A red-hot weather map shows how Australia is set to sizzle through a blistering spring.
The Bureau of Meteorology says all of the country’s mainland is ‘highly likely’ to exceed average temperatures from October to December.
The Bureau of Meteorology issued worrying forecast for October to December. Almost entirety of Australia is ‘highly likely’ to exceed maximum temperatures. Eastern parts of Australia will also see extremely high chance of reduced rainfall. High temperatures will begin this week with 10 degree rises in western NSW, this week.
The only parts of Australia not to see a 75% or higher likelihood of exceeding the average are small pockets of South Australia, Victoria and Tasmania.
New South Wales could see the high temperatures arrive as early as the end of this week, with temperatures 10 degrees higher than the average for this time of year.
Forecasters warn that higher temperatures will be accompanied by a higher risk of bush fires.
Heat stress is one of the nation’s deadliest natural hazards – thousands of death every year – and Australia is unprepared for those heat waves becoming more frequent.
Horror Month of Bushfires And Record-Low Rainfall
The BoM forecast comes after the New South Wales and Queensland border saw a horror month of bushfires during September, which is still going on in the region.

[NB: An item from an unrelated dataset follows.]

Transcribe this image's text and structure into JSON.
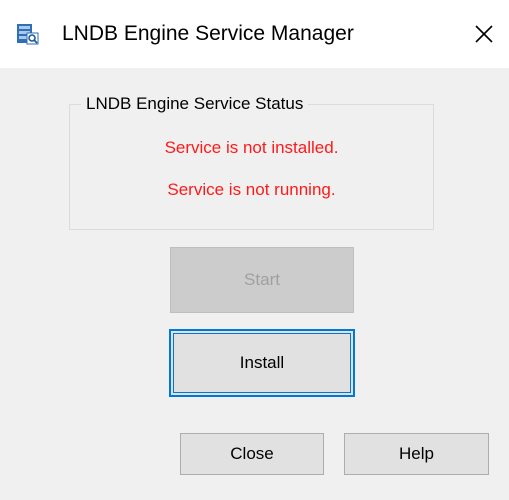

NSW Rural Fire Service said on Monday it could take months to put out five fires currently raging in Armadale and Tenterfield in northern NWS.
The BoM’s official forecast is equally severe in terms of rainfall outlook, with virtually the entirety of Australia likely to see less rainfall than average.
In Victoria, South Australia and New South Wales the likelihood is as much as 80%, bringing more bad news for the latter which is already 94% in drought.
Southern Annular Mode Weather Phenomenon
Exacerbating the dry conditions is what is called a negative Southern Annular Mode, which this year will bring westerly winds over the centre of Australia and reduce rainfall.
This means eastern Australia is likely to see more dry and warm air off the inland and less warm air off the Tasman Sea.